Introduction, prologue, prelude, preface, foreword, exordium, preamble are comparable when denoting something that serves as a preliminary or as an antecedent to an extended treatment, development, discussion, or presentation (as in an exposition, a dramatic or musical work, or a poem).
In their extended senses many of these terms are interchangeable, but in the special or technical senses in which they are here chiefly considered they tend to be mutually exclusive.
Introduction, the ordinary term of this group, and the comprehensive one, specifically applies to that part of a work (as a discourse, treatise, play, or musical composition) which prepares the reader or auditor for the body of the work, especially by giving him material necessary for his understanding of what follows.
Prologue applies specifically to the initial and distinct part of a poetic or dramatic work which may serve the purposes of an introduction (as by describing the characters or expounding the situations in which they find themselves) or which may be a discourse preceding the opening of a play, by a character of the play or by an actor who serves as a mouthpiece for the author, and giving a hint of the author’s purposes or methods or attempting to attract the auditors’ attention to or interest in the play to come. In its extended use, therefore, prologue often suggests an action or an event that sets the stage or paves the way for a series of exploits, achievements, or significant events.
Prelude applies in its general sense to something (as a series of events, actions, or natural phenomena) which constitute figuratively a short play or performance and serve as a sign or indication of or a preparation for what is to follow. As a technical term in music prelude applies sometimes to an opening voluntary in a religious service but more often, and more specifically, to an introductory piece forming a section or a movement, especially of a fugue or a suite but sometimes of an oratorio or of an opera, and serving usually to introduce the theme or chief subject of the work. In this sense prelude applies sometimes to musical, or occasionally other, works which have something of the character of an introductory section or movement but are so constructed that they have intrinsic and independent value.
In ecclesiastical use preface applies to the prayer of exhortation to thanksgiving and of divine praise which opens the important part of a solemn Eucharistic service where the consecration of the bread and wine occurs.
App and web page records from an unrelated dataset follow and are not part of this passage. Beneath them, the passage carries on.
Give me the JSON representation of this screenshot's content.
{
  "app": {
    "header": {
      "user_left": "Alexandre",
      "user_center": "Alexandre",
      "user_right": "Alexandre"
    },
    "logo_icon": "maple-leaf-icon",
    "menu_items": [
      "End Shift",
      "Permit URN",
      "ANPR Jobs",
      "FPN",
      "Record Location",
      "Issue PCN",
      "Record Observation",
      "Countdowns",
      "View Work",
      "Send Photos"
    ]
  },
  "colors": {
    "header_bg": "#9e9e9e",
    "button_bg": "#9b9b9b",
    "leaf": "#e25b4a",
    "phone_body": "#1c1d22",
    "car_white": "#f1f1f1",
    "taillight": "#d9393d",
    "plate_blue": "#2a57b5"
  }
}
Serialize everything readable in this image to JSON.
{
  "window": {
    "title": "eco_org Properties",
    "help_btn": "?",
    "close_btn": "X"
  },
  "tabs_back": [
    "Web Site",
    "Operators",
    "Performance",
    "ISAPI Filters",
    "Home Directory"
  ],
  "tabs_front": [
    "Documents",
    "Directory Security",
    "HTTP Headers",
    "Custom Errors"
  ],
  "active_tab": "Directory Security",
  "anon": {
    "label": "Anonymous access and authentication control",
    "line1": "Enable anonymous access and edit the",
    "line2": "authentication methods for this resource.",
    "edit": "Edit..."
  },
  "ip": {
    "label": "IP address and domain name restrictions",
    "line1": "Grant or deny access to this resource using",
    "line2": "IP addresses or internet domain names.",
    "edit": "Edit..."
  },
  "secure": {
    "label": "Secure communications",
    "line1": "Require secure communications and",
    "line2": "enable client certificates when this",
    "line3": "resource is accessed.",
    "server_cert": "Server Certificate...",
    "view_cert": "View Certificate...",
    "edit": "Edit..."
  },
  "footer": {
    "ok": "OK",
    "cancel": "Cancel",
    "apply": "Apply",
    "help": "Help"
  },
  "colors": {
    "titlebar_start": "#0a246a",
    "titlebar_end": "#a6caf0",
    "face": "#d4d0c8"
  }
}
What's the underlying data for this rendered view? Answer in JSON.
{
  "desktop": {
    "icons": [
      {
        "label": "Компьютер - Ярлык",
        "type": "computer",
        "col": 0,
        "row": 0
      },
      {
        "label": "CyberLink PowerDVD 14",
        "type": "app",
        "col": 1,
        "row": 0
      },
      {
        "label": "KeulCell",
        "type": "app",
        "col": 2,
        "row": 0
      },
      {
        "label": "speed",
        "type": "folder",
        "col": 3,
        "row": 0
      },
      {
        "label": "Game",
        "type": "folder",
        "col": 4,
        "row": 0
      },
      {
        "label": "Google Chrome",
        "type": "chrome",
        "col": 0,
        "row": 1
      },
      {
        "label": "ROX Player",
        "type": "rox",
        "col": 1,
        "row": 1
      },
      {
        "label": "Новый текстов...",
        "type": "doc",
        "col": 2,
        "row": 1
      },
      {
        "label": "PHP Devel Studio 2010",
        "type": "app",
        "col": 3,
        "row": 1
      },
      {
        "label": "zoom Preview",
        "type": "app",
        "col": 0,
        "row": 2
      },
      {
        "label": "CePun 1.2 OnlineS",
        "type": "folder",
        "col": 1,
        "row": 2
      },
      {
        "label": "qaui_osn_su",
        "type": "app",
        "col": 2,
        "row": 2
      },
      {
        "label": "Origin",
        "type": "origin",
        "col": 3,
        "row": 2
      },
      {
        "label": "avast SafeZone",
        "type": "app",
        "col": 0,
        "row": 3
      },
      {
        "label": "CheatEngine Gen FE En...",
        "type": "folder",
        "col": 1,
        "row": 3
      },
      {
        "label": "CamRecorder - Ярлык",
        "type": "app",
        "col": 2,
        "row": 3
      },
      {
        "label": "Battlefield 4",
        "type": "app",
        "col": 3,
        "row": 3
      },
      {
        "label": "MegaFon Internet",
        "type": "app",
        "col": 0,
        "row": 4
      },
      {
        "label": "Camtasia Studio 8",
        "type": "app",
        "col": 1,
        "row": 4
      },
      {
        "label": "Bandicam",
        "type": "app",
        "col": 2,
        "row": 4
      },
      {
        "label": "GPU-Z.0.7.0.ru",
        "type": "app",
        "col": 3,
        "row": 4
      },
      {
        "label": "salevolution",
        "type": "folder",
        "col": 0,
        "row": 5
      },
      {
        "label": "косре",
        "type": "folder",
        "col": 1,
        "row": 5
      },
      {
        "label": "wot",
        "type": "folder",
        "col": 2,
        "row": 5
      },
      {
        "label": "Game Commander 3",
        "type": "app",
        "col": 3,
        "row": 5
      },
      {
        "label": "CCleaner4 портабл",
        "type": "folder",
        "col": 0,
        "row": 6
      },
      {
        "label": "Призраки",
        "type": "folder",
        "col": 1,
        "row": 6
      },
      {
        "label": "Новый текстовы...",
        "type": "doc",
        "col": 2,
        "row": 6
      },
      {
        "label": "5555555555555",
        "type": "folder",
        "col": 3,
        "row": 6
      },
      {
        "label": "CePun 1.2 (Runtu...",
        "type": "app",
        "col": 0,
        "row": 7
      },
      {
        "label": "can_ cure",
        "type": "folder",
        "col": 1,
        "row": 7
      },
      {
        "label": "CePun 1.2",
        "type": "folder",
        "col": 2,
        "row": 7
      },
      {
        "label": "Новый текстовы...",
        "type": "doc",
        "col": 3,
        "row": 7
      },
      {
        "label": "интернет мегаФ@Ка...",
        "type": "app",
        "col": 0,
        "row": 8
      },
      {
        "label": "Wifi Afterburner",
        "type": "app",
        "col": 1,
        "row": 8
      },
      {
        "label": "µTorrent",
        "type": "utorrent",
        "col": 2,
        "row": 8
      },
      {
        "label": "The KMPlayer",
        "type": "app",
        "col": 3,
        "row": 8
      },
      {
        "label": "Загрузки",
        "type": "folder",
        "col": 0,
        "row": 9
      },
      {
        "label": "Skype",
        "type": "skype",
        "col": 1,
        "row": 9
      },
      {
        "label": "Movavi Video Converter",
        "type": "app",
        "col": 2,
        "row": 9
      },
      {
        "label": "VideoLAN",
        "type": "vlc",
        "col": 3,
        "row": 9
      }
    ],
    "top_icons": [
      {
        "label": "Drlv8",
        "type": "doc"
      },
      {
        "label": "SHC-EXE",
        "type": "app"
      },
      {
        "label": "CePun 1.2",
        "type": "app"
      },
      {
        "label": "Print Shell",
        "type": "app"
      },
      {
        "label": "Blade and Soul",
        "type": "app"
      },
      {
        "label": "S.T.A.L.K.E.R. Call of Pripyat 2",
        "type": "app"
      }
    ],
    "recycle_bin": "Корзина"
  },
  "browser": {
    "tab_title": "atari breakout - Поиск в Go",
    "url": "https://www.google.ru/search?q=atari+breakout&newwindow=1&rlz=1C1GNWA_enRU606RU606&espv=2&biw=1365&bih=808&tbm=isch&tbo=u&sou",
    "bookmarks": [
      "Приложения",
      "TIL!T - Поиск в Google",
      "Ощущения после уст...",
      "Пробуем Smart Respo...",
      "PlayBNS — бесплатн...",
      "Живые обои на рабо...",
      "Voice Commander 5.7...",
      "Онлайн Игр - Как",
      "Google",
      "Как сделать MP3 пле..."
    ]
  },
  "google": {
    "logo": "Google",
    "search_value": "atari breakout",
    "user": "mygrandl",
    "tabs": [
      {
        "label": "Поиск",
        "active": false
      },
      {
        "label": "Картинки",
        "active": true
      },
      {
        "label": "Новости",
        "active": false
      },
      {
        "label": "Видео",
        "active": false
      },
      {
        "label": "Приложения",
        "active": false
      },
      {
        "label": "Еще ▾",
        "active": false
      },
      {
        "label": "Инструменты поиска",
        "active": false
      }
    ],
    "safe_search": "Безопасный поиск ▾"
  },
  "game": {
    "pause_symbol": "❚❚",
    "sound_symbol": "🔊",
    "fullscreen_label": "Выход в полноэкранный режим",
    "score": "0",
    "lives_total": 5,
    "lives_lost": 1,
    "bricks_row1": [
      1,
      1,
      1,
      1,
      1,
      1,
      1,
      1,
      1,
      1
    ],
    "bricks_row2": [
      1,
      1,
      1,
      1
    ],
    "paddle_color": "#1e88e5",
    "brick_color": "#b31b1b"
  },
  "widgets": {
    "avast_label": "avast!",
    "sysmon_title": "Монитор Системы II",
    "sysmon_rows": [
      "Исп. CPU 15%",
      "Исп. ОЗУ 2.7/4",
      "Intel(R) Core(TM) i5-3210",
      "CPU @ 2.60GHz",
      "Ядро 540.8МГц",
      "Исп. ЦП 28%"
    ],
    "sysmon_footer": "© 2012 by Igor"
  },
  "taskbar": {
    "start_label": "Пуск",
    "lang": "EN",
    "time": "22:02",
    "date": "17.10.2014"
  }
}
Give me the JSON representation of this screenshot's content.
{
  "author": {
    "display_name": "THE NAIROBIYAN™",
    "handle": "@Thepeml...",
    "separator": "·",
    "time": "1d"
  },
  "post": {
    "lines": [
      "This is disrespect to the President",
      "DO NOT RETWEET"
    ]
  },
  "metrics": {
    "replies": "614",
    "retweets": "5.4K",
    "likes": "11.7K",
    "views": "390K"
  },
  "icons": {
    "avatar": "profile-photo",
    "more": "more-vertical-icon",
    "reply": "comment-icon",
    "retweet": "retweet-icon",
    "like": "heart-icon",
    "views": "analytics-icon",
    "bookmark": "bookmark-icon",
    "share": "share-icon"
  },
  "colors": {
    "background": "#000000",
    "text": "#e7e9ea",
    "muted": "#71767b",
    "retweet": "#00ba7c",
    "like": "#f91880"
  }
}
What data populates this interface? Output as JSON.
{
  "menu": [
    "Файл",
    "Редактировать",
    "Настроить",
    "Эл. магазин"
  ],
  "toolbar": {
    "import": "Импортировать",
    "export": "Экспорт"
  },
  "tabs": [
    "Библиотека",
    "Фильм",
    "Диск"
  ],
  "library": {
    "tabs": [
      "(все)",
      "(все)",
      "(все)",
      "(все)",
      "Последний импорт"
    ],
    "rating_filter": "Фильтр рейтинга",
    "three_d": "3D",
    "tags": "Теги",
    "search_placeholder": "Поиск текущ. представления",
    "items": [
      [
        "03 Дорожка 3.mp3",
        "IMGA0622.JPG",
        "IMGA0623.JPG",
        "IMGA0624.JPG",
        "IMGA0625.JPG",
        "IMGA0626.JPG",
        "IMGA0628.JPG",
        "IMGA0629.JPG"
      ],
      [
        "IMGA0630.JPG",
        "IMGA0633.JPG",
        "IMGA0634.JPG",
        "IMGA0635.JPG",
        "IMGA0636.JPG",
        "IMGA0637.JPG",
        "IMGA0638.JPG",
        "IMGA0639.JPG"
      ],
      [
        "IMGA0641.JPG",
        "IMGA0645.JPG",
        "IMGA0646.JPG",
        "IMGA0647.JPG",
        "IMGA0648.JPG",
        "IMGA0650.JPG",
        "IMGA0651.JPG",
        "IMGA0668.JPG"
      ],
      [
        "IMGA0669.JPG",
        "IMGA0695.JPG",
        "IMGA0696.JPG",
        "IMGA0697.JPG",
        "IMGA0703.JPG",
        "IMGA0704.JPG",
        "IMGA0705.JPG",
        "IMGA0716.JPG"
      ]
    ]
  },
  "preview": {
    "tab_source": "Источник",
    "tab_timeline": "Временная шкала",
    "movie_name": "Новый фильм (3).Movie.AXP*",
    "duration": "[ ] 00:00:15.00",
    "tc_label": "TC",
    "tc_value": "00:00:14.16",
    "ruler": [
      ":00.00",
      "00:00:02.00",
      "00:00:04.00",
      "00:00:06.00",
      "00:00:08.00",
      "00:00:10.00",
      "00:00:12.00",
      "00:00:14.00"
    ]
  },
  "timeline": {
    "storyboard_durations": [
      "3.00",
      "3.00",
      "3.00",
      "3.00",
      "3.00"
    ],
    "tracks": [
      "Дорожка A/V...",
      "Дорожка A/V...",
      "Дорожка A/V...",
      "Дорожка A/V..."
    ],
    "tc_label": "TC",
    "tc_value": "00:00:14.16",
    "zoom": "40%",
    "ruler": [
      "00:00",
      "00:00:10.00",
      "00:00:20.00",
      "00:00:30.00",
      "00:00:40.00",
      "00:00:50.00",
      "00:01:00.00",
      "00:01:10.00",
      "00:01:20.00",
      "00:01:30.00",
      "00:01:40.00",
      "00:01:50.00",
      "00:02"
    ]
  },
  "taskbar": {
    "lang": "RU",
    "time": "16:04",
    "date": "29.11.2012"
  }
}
In its more common general sense preface applies specifically to a short discourse which is distinct from the literary work (as a treatise, a novel, a poem or collection of poems) which follows, is written usually by the author but sometimes by an editor or a friend, and has for its main purpose either to put the reader into the right frame of mind for the understanding or appreciation of the work he is about to read or to supply him with information that may be necessary to his proper understanding or use of it.
When, however, a work is preceded by both a preface and an introduction, preface is usually applied to the introductory discourse written, and often also signed, by the author or editor, and introduction to the one which is definitely informative rather than personal in its character and usually carries no signature.
In extended use preface may apply to something which serves as an introduction or prelude (as an introductory work on or a more or less tentative treatment of a subject) or to an act or speech, or series of acts or speeches, which has no other purpose than to prepare the way for what is to follow.
Foreword when used in place of preface in reference to front matter of a book may suggest simplicity and brevity of treatment and more often than not applies to material prepared by someone other than the author.
Exordium, a technical term of rhetoric, applies to a formal beginning, especially of an oration but sometimes of a written exposition or argument, in which the speaker or writer makes an approach to his subject by remarks intended to awaken the interest of his auditors or readers and to pave the way for their understanding of what he is to say or for their acceptance of his conclusions.
Preamble applies to a formal introduction, often only an introductory paragraph (as in a statute, a constitution, a treaty, a deed, or a set of resolutions) which states the grounds, purposes, or guiding principles of what follows. It is sometimes used as a designation of a long monotonous preface.